ISLAMABAD: Pakistan fast bowling coach Waqar Younis termed the speed as a very important weapon for a pacer, revealing that the quality in line-length and wicket-taking ability comes with experience...
ISLAMABAD: Pakistan fast bowling coach Waqar Younis termed the speed as a very important weapon for a pacer, revealing that the quality in line-length and wicket-taking ability comes with experience and time.
Talking to the media through video link from Australia, he defended young pacers’ search for speed and aggression. “Admitted that the wicket-taking ability should be the forte for any pace bowler and that is for what they are there. But I must say that all great players started their careers with pace and venom.
“Be it Imran Khan, Sarfraz Nawaz or Wasim Akram all had express pace during their hey days. It was only at the twilight of their career that they lost a bit of pace. By then they had so much experience that they knew the art of taking wickets.
“We have some express bowlers with us who can easily bowl around 145kph. These including Shaheen Shah Afridi, Mohammad Musa, Naseem Shah, Mohammad Hasnain, Dilbar Hussain and Haris Rauf are all young and are at learning stage. With the speed they would learn the art of taking wickets and I am sure with experience they would be very affective and result-oriented. Speed is a weapon and no one can deny that. For experience and art of bowling you need time and hard work.”
Waqar boosted battery of fast bowlers emerging from the Pakistan Super League (PSL). “These all which I named above are quality bowlers. Naseem Shah if he stays fit would be amongst the best in the world. Afridi has the ability to bowl yorkers. We are lucky to have battery of fast bowlers and each of them is fighting for a place in the team so when the competition gets tough, I am sure each of them would get better.

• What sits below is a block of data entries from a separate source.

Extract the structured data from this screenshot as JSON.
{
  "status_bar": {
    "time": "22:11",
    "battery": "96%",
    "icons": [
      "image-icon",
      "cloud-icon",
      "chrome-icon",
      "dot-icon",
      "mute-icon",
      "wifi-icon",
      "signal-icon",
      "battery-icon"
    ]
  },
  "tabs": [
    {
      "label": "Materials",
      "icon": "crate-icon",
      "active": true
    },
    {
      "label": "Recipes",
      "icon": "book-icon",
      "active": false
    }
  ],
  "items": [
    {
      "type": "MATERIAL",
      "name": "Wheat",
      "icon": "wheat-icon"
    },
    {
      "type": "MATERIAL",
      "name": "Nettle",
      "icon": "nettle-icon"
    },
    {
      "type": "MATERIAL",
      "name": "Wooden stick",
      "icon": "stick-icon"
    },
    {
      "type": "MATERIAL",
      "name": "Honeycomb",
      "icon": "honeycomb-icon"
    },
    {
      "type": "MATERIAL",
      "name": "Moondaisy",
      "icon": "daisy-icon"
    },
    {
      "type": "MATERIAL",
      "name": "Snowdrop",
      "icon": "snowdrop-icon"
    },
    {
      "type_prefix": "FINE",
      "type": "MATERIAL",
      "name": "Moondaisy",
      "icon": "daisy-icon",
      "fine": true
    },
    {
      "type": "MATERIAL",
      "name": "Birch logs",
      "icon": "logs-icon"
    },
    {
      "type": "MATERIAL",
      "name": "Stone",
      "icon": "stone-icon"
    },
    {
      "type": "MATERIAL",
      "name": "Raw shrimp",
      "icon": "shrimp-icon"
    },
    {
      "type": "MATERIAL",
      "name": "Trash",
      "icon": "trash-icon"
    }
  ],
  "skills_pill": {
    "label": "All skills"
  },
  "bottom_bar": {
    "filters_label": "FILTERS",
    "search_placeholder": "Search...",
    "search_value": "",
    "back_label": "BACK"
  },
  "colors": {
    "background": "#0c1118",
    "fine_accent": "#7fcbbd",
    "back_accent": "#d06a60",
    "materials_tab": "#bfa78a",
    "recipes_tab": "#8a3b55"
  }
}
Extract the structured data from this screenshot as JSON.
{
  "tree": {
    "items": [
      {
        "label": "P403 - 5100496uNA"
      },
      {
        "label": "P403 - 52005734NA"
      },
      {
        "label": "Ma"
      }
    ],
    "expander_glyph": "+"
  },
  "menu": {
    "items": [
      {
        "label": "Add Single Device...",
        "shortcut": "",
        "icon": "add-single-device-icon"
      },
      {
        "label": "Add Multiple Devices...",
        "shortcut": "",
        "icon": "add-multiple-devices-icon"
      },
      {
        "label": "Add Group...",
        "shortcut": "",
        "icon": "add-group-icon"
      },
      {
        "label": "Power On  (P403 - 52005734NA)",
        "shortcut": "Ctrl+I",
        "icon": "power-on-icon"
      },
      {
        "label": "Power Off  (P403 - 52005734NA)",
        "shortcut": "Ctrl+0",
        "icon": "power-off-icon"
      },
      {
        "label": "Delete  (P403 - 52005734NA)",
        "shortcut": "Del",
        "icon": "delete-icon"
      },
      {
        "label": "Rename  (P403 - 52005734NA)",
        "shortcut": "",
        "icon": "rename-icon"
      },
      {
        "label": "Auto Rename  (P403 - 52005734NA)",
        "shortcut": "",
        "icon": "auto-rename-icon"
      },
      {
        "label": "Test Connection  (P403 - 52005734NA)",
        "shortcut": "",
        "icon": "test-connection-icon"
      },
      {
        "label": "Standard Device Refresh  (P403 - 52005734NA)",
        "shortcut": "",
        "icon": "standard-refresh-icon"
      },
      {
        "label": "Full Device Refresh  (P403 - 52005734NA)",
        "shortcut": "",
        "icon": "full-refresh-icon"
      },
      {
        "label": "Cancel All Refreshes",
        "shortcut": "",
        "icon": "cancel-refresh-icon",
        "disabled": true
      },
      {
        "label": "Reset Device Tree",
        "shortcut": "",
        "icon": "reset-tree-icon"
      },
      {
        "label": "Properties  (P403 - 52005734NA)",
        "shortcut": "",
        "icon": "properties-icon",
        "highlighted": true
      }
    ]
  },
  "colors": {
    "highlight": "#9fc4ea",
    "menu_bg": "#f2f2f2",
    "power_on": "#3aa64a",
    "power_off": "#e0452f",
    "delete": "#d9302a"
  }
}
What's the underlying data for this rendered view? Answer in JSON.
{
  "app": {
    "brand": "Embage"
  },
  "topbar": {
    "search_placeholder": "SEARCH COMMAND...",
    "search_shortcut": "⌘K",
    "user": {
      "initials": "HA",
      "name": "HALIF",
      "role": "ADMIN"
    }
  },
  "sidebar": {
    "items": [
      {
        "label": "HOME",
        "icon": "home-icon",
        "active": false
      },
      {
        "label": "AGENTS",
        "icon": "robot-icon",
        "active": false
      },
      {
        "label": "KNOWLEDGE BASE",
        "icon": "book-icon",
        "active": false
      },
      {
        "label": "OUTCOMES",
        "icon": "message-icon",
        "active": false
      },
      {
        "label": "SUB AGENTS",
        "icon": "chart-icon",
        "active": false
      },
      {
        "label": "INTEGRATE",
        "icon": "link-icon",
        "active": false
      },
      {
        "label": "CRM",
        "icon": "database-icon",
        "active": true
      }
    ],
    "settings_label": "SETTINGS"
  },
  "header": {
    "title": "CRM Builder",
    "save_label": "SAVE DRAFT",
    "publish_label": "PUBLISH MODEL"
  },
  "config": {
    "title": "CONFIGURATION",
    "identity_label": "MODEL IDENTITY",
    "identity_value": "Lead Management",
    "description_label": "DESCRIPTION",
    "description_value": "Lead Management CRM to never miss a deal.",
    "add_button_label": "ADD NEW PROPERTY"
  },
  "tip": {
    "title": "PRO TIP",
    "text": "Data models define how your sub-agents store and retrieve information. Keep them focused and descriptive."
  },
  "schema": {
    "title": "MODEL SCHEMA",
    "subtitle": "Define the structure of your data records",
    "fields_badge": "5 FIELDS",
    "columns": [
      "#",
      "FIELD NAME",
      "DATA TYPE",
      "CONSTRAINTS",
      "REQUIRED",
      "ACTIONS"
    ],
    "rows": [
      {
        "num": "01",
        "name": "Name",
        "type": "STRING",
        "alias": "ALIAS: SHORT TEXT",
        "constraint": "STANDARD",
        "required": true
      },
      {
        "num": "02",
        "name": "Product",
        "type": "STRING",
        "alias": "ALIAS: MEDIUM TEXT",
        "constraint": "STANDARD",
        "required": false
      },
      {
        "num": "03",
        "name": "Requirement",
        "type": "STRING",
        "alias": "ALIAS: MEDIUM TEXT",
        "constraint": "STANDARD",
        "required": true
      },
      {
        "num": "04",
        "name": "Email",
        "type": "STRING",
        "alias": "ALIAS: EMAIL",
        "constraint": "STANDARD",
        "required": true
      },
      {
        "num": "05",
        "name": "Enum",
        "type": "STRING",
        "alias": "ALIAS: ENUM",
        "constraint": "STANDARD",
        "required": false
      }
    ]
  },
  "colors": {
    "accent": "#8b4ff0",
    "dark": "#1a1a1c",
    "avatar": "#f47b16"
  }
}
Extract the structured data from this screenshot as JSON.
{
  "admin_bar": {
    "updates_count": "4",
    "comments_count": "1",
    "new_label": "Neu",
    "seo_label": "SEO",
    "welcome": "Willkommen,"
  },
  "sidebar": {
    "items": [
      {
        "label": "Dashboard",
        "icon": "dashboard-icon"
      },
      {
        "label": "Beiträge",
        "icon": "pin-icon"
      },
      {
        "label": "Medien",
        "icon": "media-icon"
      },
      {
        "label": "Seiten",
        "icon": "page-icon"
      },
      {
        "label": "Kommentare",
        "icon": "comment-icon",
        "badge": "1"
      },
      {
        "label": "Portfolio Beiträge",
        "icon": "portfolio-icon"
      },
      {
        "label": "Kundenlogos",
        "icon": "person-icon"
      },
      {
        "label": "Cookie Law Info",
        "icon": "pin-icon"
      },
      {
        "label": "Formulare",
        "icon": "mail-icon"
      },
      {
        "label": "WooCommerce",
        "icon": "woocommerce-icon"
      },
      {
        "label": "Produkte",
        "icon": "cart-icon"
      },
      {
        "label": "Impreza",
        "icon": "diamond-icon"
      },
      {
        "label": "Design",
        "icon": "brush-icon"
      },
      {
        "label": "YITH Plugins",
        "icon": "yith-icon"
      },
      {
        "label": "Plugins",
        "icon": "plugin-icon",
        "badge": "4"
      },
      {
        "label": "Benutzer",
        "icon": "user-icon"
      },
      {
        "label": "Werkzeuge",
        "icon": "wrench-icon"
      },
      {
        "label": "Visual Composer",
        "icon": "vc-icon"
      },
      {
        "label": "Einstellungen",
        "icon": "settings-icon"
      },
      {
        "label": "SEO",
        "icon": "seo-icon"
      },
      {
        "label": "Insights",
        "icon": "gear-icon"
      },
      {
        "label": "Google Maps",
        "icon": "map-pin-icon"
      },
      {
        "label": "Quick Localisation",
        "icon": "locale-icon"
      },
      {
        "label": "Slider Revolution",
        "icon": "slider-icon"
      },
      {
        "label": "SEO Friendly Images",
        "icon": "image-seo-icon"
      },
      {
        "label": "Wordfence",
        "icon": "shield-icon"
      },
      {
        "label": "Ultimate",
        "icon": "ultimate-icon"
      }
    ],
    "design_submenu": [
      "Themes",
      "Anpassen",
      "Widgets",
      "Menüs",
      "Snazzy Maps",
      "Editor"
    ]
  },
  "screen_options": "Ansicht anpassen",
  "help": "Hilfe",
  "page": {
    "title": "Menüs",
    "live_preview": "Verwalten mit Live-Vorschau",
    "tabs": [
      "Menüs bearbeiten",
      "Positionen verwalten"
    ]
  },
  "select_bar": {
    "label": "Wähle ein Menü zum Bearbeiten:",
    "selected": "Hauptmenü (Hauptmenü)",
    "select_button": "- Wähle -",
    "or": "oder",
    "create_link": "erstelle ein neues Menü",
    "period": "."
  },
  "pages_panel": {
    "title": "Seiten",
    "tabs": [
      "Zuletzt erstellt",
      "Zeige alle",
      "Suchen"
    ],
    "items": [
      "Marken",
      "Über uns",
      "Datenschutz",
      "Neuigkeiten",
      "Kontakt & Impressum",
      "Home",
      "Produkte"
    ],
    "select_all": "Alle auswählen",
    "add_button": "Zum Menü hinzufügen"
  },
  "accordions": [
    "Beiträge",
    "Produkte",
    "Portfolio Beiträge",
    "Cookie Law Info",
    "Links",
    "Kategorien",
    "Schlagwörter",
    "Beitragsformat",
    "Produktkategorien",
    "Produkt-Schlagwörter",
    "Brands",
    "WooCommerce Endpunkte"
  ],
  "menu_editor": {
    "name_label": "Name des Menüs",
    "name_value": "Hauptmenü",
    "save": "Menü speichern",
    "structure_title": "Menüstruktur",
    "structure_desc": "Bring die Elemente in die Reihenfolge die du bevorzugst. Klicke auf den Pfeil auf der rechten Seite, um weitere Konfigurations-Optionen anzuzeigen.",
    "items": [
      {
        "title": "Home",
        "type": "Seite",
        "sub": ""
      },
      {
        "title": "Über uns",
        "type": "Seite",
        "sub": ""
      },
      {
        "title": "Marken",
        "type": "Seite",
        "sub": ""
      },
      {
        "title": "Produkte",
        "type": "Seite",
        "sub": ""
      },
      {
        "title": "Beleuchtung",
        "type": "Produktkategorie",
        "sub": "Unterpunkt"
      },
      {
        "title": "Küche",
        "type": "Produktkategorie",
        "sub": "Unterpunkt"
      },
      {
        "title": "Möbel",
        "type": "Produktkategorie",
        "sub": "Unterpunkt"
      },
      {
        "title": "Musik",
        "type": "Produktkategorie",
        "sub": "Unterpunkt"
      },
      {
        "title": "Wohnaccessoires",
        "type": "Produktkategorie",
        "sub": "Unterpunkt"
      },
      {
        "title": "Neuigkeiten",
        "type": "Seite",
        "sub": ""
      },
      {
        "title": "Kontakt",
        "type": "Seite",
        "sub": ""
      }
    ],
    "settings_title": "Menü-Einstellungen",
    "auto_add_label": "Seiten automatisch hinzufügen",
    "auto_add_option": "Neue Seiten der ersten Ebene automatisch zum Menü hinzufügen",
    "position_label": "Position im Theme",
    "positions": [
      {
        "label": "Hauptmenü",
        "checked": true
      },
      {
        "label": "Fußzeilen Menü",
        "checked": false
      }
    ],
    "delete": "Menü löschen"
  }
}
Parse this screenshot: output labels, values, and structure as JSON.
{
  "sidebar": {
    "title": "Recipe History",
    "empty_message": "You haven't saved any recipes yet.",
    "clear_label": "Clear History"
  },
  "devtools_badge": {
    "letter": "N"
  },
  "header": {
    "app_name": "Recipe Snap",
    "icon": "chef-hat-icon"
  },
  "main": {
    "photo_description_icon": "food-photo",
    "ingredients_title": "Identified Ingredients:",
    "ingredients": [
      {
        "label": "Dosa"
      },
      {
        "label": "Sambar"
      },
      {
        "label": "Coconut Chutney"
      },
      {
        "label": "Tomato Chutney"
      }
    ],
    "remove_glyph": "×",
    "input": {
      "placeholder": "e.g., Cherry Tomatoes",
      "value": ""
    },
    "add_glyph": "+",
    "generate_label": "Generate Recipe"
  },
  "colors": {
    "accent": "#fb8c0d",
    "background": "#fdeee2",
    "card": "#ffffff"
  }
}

“In nineties, if there were no Waqar Younis and Wasim Akram you still had some quality back up. Same is happening here also which is good for Pakistan cricket. We need a bigger pool of fast bowlers due to the growing cricket and requirement for each and every bowler for different leagues.”
Waqar said he was upset at sudden departure of Mohammad Amir and Wahab Riaz from Test cricket. “I would say the two had ditched us just weeks ahead of the important Australia tour. We were depending on them and one fine morning we learnt that they were no more available for Test cricket. So now we should have a broader pool of pacers so that when the need arises we would have options at our disposal to select the best or even to rotate.”
Waqar said Test cricket was of utmost important for him. “I have a contract with the PCB and want it to be result-oriented. In 18 months’ time I would be in a position to know whether I am contributing to my satisfaction and helping youngsters learn the art of bowling. It would only be after that I would be in a position to say anything on my future association with the team.”
Waqar also refused to reveal whether he would stay as bowling coach for rest of his professional career or prefer to take over the head coach job as he was doing earlier. “I have not decided on that as yet. Only the time will guide me.”
He rejected the claim even from former Australia batsman Ricky Ponting that Musa was played a bit earlier. “We know our bowlers better. I think it was right time to expose him when we had no other option.”
Waqar also accepted a general opinion about Pakistan’s batting performance in T20 cricket that sometimes it puts extra pressure on bowlers. “Yes that we realised during the series against Sri Lanka which we lost unexpectedly. Now we have prepared ourselves for that and hopefully you would see a much better performance in matches to come.”